Lan­tern­fly quar­an­tine area ex­panded

Daily Local News (West Chester, PA) - - FRONT PAGE - By Evan Brandt ebrandt@21st-cen­tu­ry­ @PottstownNews on Twit­ter

The spot­ted lan­tern­fly, an in­va­sive species from Asia, has wasted no time in spread­ing east into our sec­tion of Penn­syl­va­nia.

Just one month af­ter ex­tend­ing a quar­an­tine meant to halt the pest’s ad­vance into the western Mont­gomery town­ships of Lower Potts­grove, Marl­bor­ough and Up­per Fred­er­ick, the Penn­syl­va­nia De­part­ment of Agriculture has ex­tended the quar­an­tine into al­most the en­tire greater Pottstown re­gion.

Ac­cord­ing to an email from state Rep. Tom Quigley, R-146, the quar­an­tine has been ex­panded.

In Berks County, the quar­an­tine is now ef­fec­tive in Birds­boro, Union and Robe­son.

Al­ready part of the quar­an­tine in Berks County are: Amity, Cole­brook­dale, District, Dou­glass, Earl, Ex­eter, Here­ford, Oley, Pike, and Wash­ing­ton town­ships, and the bor­oughs of Bally, Bech­telsville, Boy­er­town and St. Lawrence.

In Ch­ester County, it has been ex-

panded into Spring City and the town­ships of North Coven­try, East Coven­try and East Vin­cent.

South Coven­try is al­ready part of the quar­an­tine.

And in Mont­gomery County, the quar­an­tine now also in­cludes the bor­oughs of Pottstown and Roy­ers­ford and the town­ships of Limerick, Up­per Prov­i­dence, Up­per Potts­grove, Up­per Sal­ford and Lower Fred­er­ick.
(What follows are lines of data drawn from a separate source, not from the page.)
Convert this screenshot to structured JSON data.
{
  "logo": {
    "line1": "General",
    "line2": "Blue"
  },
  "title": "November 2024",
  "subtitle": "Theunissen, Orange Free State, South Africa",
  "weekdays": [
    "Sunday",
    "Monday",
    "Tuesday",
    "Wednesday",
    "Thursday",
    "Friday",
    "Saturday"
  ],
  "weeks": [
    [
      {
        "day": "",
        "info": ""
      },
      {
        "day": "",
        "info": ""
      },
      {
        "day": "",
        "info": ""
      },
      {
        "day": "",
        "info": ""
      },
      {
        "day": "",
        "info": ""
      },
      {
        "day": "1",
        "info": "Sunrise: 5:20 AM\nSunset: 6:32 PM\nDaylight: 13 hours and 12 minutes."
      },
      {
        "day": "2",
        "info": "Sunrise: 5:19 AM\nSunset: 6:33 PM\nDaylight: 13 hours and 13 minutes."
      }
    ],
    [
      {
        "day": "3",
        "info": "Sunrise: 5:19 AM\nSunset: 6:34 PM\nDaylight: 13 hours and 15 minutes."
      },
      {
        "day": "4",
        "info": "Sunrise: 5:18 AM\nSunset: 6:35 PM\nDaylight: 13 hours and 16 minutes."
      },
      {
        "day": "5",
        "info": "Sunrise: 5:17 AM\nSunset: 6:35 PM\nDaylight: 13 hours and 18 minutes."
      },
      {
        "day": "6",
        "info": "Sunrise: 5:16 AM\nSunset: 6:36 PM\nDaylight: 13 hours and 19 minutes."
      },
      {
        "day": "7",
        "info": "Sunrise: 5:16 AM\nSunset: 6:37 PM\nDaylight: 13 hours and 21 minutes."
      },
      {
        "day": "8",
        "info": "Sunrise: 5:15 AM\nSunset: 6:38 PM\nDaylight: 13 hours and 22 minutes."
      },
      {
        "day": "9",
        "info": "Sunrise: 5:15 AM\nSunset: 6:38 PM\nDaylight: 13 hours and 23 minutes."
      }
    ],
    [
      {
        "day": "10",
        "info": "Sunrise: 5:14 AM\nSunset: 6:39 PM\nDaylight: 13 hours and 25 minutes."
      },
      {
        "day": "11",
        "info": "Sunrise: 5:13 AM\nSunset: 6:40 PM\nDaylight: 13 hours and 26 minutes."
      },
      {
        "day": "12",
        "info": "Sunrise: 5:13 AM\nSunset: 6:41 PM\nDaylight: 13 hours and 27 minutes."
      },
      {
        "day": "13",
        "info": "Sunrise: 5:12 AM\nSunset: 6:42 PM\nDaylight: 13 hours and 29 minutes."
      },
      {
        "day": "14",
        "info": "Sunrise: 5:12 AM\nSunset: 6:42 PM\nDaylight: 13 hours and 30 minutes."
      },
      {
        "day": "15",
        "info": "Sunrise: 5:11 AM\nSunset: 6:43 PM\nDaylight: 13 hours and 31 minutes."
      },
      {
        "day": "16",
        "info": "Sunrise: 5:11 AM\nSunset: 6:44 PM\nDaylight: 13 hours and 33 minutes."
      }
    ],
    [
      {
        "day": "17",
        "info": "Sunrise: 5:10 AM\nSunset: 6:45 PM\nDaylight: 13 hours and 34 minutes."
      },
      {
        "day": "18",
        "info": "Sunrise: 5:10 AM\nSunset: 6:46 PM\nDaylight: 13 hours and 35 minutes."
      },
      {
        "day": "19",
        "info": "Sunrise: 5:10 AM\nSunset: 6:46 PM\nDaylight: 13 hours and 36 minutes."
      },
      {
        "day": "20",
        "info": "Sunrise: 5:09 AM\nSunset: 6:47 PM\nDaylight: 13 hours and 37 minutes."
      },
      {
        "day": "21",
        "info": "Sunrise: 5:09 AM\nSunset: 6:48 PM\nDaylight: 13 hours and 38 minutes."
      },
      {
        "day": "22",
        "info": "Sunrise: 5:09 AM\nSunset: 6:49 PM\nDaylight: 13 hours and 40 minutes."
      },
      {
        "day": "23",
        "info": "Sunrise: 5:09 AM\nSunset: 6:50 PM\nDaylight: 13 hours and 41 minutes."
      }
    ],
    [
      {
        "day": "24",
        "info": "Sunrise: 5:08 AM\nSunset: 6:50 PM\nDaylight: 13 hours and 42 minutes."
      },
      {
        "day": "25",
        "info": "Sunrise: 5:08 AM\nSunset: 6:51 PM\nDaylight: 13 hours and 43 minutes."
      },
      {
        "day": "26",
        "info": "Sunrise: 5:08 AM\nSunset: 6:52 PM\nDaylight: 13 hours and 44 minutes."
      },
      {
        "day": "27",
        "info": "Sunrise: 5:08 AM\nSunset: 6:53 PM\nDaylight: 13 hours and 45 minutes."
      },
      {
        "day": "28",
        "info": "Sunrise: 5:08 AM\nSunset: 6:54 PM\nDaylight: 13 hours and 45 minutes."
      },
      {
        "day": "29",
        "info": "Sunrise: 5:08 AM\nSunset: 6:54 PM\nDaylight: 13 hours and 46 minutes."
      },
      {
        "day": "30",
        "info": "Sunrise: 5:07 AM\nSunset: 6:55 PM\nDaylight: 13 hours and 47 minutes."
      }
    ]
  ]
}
In Mont­gomery County, the mu­nic­i­pal­i­ties al­ready un­der quar­an­tine are: Dou­glass, New Hanover, Up­per Hanover and West Potts­grove town­ships, and the bor­oughs of East Greenville, Penns­burg and Red Hill.

The spot­ted lan­tern­fly was first de­tected in the United States in Berks County in the fall of 2014 and it has yet to spread to other states.

An inch-long black, red and white spot­ted in­sect, the spot­ted lan­tern­fly is na­tive to China, In­dia, Ja­pan and Viet­nam and is an in­va­sive species in Korea, where it has at­tacked 25 plant species that also grow in Penn­syl­va­nia.

The in­sect at­tacks grapes, ap­ples, pines and stone fruits, ac­cord­ing to the De­part­ment of Agriculture web­site.

It of­ten at­taches to the bark of Tree of Heaven (Ai­lan­thus al­tissima), an in­va­sive species sim­i­lar to Sumac that can be found around park­ing lots or along tree lines. Adults of­ten clus­ter in groups and lay egg masses con­tain­ing 30-50 eggs that ad­here to flat sur­faces in­clud­ing tree bark.

Freshly laid egg masses have a grey waxy mud-like coat­ing, while hatched eggs ap­pear as brown­ish seed-like de­posits in four to seven col­umns about an inch long. Trees at­tacked by the spot­ted lan­tern­fly will show a grey or black trail of sap down the trunk.

If you find spec­i­mens in the quar­an­tine area, there is no need to re­port the dis­cov­ery, sim­ply de­stroy any spec­i­mens found by scrap­ing them off the sur­face, dou­ble bag­ging them and throw­ing them away, or by plac­ing them in al­co­hol or hand san­i­tizer to kill them, ac­cord­ing to the De­part­ment of Agriculture.

How­ever, if you find spec­i­mens out­side the quar­an­tine area, “place the spec­i­men in al­co­hol or hand san­i­tizer in a leakproof con­tainer. Then sub­mit the spec­i­men to your county Penn State Ex­ten­sion of­fice or to the Agriculture De­part­ment’s en­to­mol­ogy lab for ver­i­fi­ca­tion, ac­cord­ing to the Agriculture De­part­ment.

If you take a photo, sub­mit the photo of adults or egg masses to bad­, or to re­port a site, call the in­va­sive species re­port line at 1-866-253-7189.


A close-up view of the spot­ted lan­tern­fly.


If you find spot­ted lan­tern­fly in a mu­nic­i­pal­ity where it is known to ex­ist, try to kill it. This in­sect is con­sid­ered a threat to crops and many are work­ing to pre­vent it from spread­ing. Each fe­male will lay up to 100 eggs or more.

Newspapers in English

Newspapers from USA

© PressReader. All rights reserved.